Rush University Medical Center's successful move into a 14-story state-of-the-art patient tower.
In many ways, 2011 is a year with a workload I would like to forget. And also, a year where I had a blast that I will always remember.
Culminating more than seven years of planning and three years of construction, Rush University Medical Center successfully moved into a 14-story state-of-the-art patient tower located in Chicago’s West Side Illinois Medical District on January 6, 2012. “The Tower,” is the crowning achievement of a 10-year campus redevelopment project that combines new construction, renovations of select campus locations and investments in leading edge construction and technology.
It is the largest capital project in Rush’s 174-year history.
The new 830,000-square-foot facility includes 304 private adult and critical care beds on the top five floors and the Robert R. McCormick Foundation Center for Advanced Emergency Response, which provides an advanced level of readiness for large-scale health emergencies from biological or chemically exposed patients—one of the first of its kind in the US. An interventional platform occupies three consecutive floors of the new hospital and the adjoining fifth floor of Rush’s existing Atrium Building. One floor of the platform is dedicated to interventional radiology, interventional cardiology, electrophysiology and neurointerventional services. The other two levels provide surgical services where diagnostic testing, surgical and interventional services and recovery are located within a short distance of each other, enhancing collaboration between medical specialists and adding service convenience for staff and patient families. It has 42 procedure rooms and enlarged operating suites to accommodate new technology and the latest in diagnostics and imaging.
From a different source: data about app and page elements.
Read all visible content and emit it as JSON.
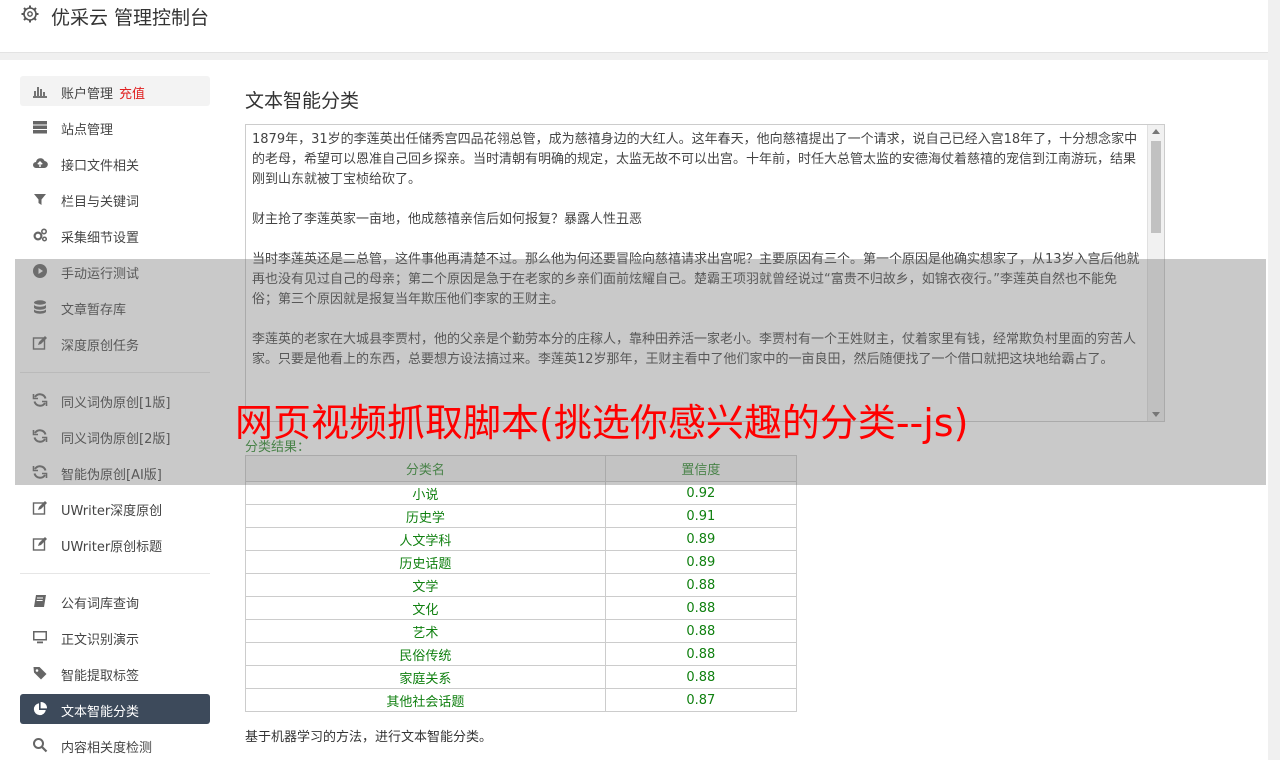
{
  "app": {
    "title": "优采云 管理控制台"
  },
  "sidebar": {
    "items": [
      {
        "label": "账户管理",
        "extra": "充值"
      },
      {
        "label": "站点管理"
      },
      {
        "label": "接口文件相关"
      },
      {
        "label": "栏目与关键词"
      },
      {
        "label": "采集细节设置"
      },
      {
        "label": "手动运行测试"
      },
      {
        "label": "文章暂存库"
      },
      {
        "label": "深度原创任务"
      },
      {
        "label": "同义词伪原创[1版]"
      },
      {
        "label": "同义词伪原创[2版]"
      },
      {
        "label": "智能伪原创[AI版]"
      },
      {
        "label": "UWriter深度原创"
      },
      {
        "label": "UWriter原创标题"
      },
      {
        "label": "公有词库查询"
      },
      {
        "label": "正文识别演示"
      },
      {
        "label": "智能提取标签"
      },
      {
        "label": "文本智能分类"
      },
      {
        "label": "内容相关度检测"
      }
    ]
  },
  "main": {
    "title": "文本智能分类",
    "textarea_value": "1879年，31岁的李莲英出任储秀宫四品花翎总管，成为慈禧身边的大红人。这年春天，他向慈禧提出了一个请求，说自己已经入宫18年了，十分想念家中的老母，希望可以恩准自己回乡探亲。当时清朝有明确的规定，太监无故不可以出宫。十年前，时任大总管太监的安德海仗着慈禧的宠信到江南游玩，结果刚到山东就被丁宝桢给砍了。\n\n财主抢了李莲英家一亩地，他成慈禧亲信后如何报复？暴露人性丑恶\n\n当时李莲英还是二总管，这件事他再清楚不过。那么他为何还要冒险向慈禧请求出宫呢？主要原因有三个。第一个原因是他确实想家了，从13岁入宫后他就再也没有见过自己的母亲；第二个原因是急于在老家的乡亲们面前炫耀自己。楚霸王项羽就曾经说过“富贵不归故乡，如锦衣夜行。”李莲英自然也不能免俗；第三个原因就是报复当年欺压他们李家的王财主。\n\n李莲英的老家在大城县李贾村，他的父亲是个勤劳本分的庄稼人，靠种田养活一家老小。李贾村有一个王姓财主，仗着家里有钱，经常欺负村里面的穷苦人家。只要是他看上的东西，总要想方设法搞过来。李莲英12岁那年，王财主看中了他们家中的一亩良田，然后随便找了一个借口就把这块地给霸占了。",
    "result_label": "分类结果：",
    "table": {
      "headers": [
        "分类名",
        "置信度"
      ],
      "rows": [
        [
          "小说",
          "0.92"
        ],
        [
          "历史学",
          "0.91"
        ],
        [
          "人文学科",
          "0.89"
        ],
        [
          "历史话题",
          "0.89"
        ],
        [
          "文学",
          "0.88"
        ],
        [
          "文化",
          "0.88"
        ],
        [
          "艺术",
          "0.88"
        ],
        [
          "民俗传统",
          "0.88"
        ],
        [
          "家庭关系",
          "0.88"
        ],
        [
          "其他社会话题",
          "0.87"
        ]
      ]
    },
    "footer_text": "基于机器学习的方法，进行文本智能分类。"
  },
  "overlay": {
    "text": "网页视频抓取脚本(挑选你感兴趣的分类--js)"
  },
  "colors": {
    "active_nav_bg": "#3d4a5b",
    "result_green": "#108010",
    "recharge_red": "#e02020",
    "overlay_red": "#ff0000"
  }
}
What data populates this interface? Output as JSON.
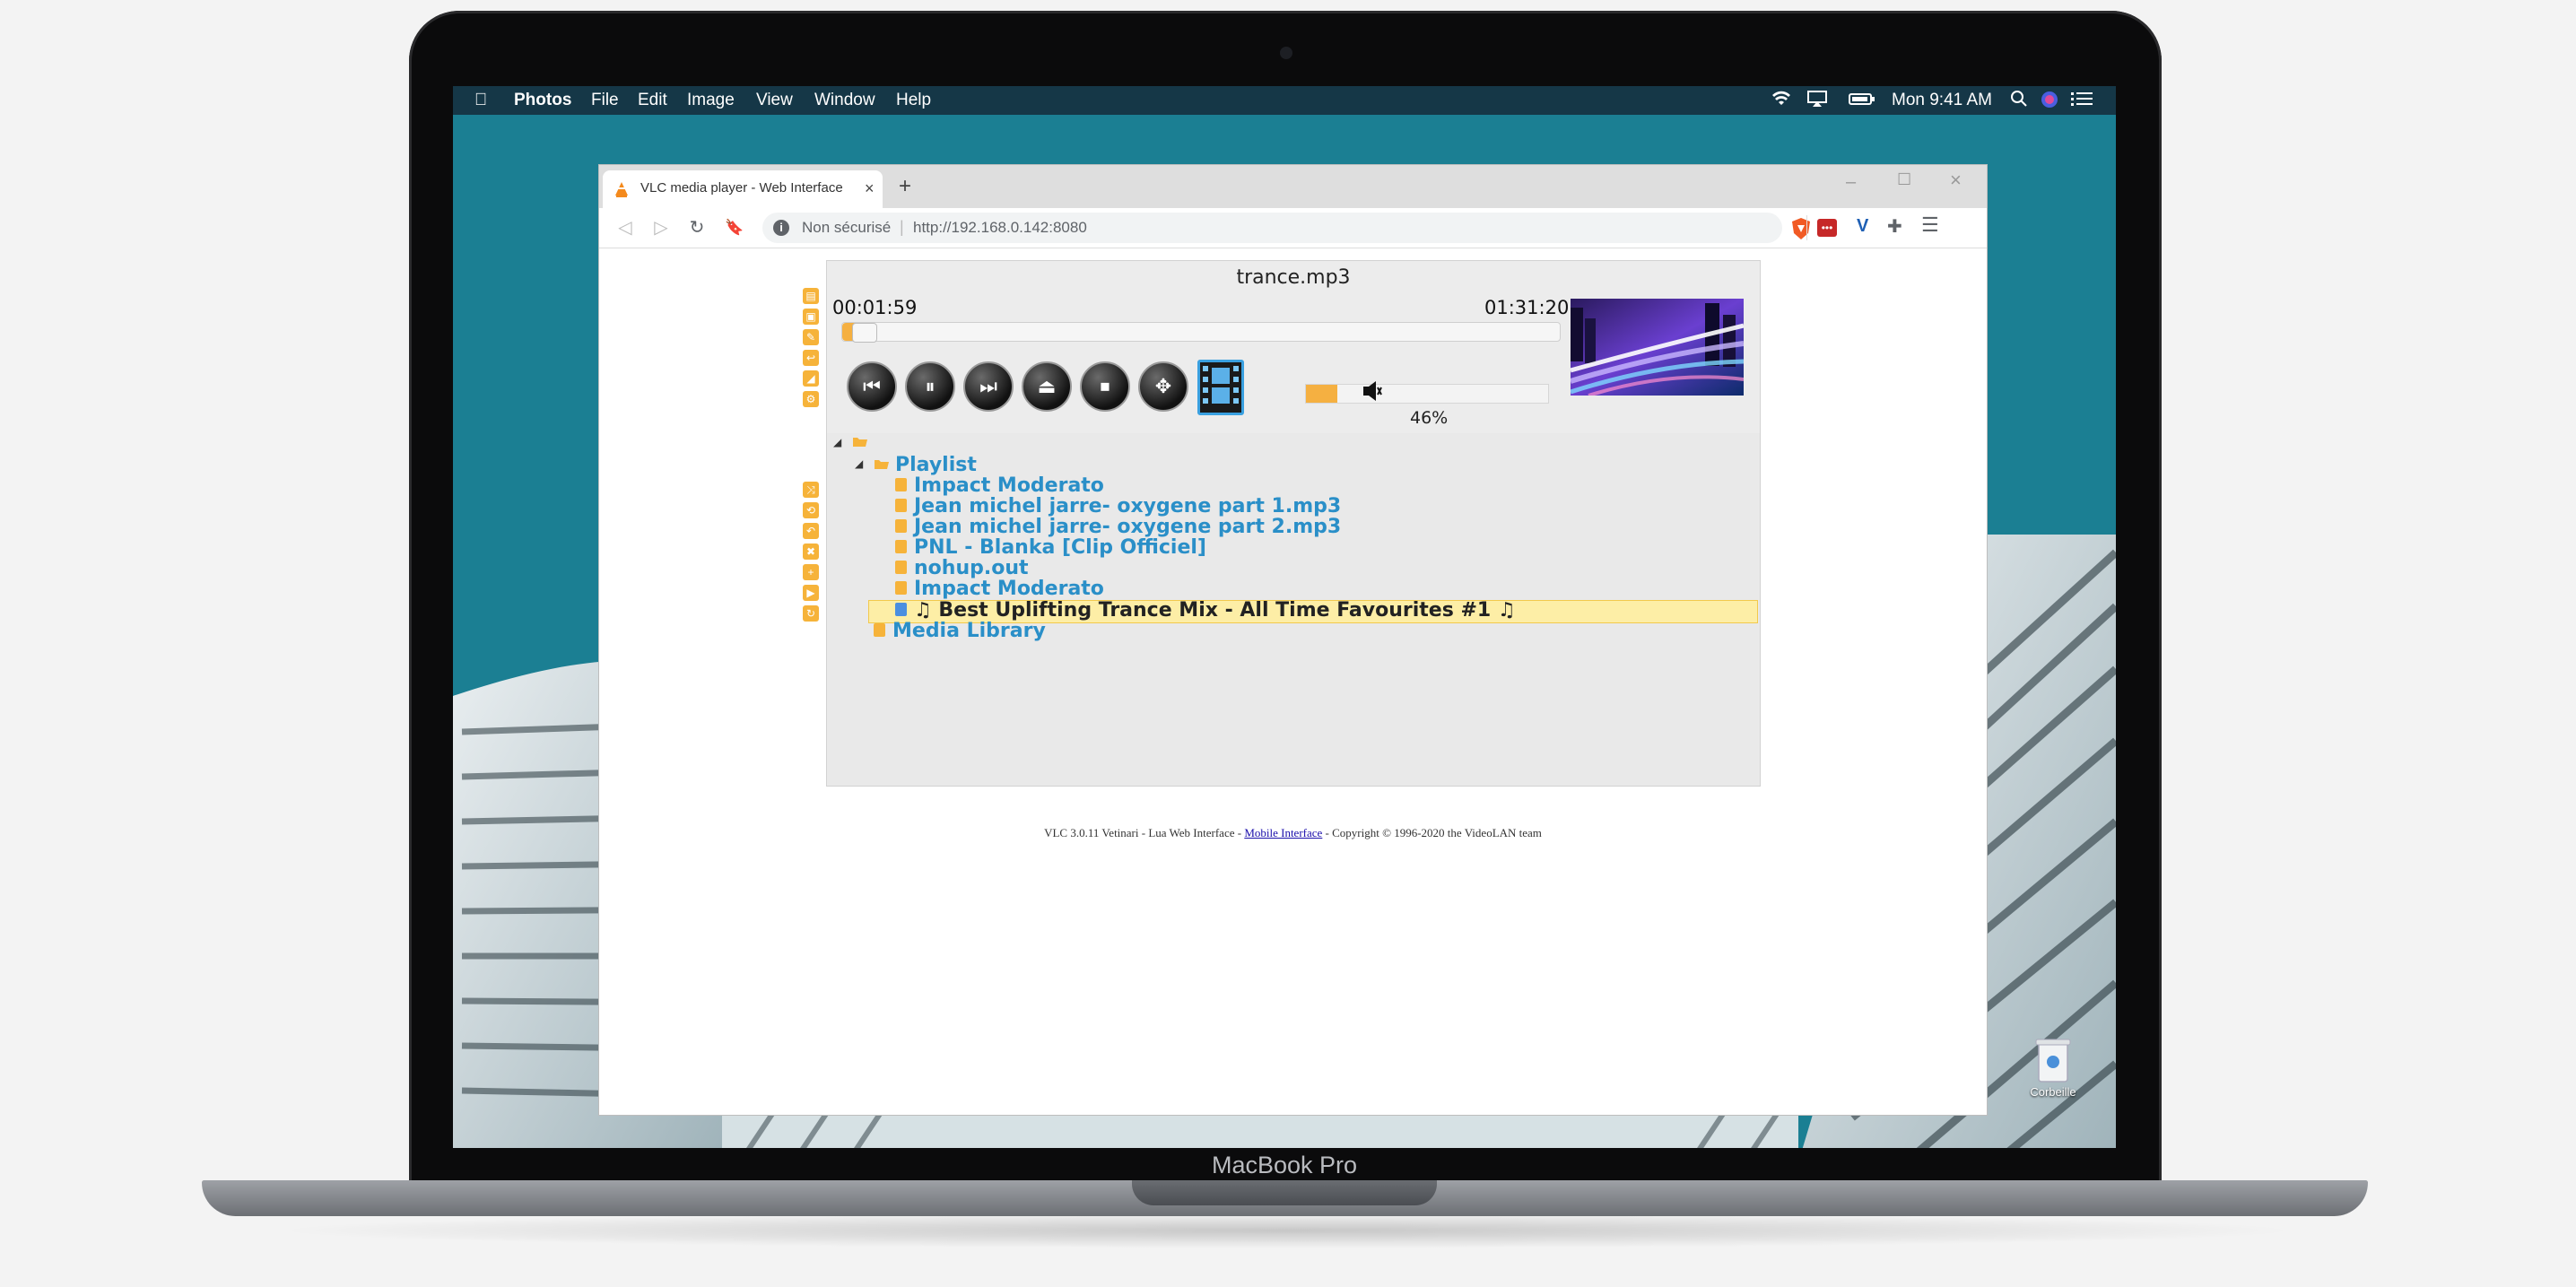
{
  "device": {
    "brand_label": "MacBook Pro"
  },
  "menubar": {
    "app_name": "Photos",
    "items": [
      "File",
      "Edit",
      "Image",
      "View",
      "Window",
      "Help"
    ],
    "clock": "Mon 9:41 AM"
  },
  "desktop": {
    "trash_label": "Corbeille"
  },
  "browser": {
    "tab_title": "VLC media player - Web Interface",
    "security_label": "Non sécurisé",
    "url": "http://192.168.0.142:8080"
  },
  "vlc": {
    "now_playing": "trance.mp3",
    "elapsed": "00:01:59",
    "duration": "01:31:20",
    "seek_fraction": 0.0217,
    "volume_percent_label": "46%",
    "volume_fraction": 0.46,
    "playlist": {
      "root_label": "Playlist",
      "items": [
        {
          "label": "Impact Moderato",
          "current": false
        },
        {
          "label": "Jean michel jarre- oxygene part 1.mp3",
          "current": false
        },
        {
          "label": "Jean michel jarre- oxygene part 2.mp3",
          "current": false
        },
        {
          "label": "PNL - Blanka [Clip Officiel]",
          "current": false
        },
        {
          "label": "nohup.out",
          "current": false
        },
        {
          "label": "Impact Moderato",
          "current": false
        },
        {
          "label": "♫ Best Uplifting Trance Mix - All Time Favourites #1 ♫",
          "current": true
        }
      ],
      "library_label": "Media Library"
    },
    "footer": {
      "prefix": "VLC 3.0.11 Vetinari - Lua Web Interface - ",
      "link": "Mobile Interface",
      "suffix": " - Copyright © 1996-2020 the VideoLAN team"
    }
  },
  "colors": {
    "accent": "#f5b041",
    "link": "#2a8fc8",
    "highlight": "#fdeea6"
  }
}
Rush’s new tower is the only full-service green hospital in Chicago LEED (Leadership in Energy and Environmental Design), the nation’s preeminent program for the design, construction and operation of high performance green buildings. Rush achieved LEED Gold certification for energy use, lighting, water and material use, as well as incorporating a variety of other sustainable and innovative strategies. Significant construction materials were reused from recyclable products and the built in efficiencies for water handling, use of sunlight and other energy smart technologies are good not only for our environment but the bottom line as well.
To make all of this work, all technology infrastructure had to be up and running Day One! Thirty Five IT projects were chartered for the move, all designed to run on over 4 million feet of cable, 5,000 end user devices and a wide spectrum of state of the art diagnostic and monitoring equipment. Over 22,000 network jacks and 1,200 wireless access points support all telephonic and system network activity. And it all worked!
So how did we do it?
Attend the PDS 2012 Technology Conference session below and you will find out just how all this happens in an entertaining and informative Top Ten format. I’ll even share with you what went wrong and how we mitigated every risk…known and unknown.
Not necessarily in order of importance, but you’ll get that when you attend the presentation…
- Develop a solid relationship and collaboration approach.
- Use an information system quality management plan.
- Watch the delta between construction and infrastructure.
- Hire effective project managers.
- Manage scope creep.
- Test, test, test.
- Keep documentation current.
- Hit your milestones.
- Hold people accountable.
- Have an effective governance strategy.
VP of IT Operations and Associate CIO, Rush University Medical Center, Jaime B. Parent, will be presenting at the PDS 2012 Technology Conference this Sept 19, 2012 at 4:00 PM. Learn more about Parent’s session and register today by visiting www.PDS2012.com.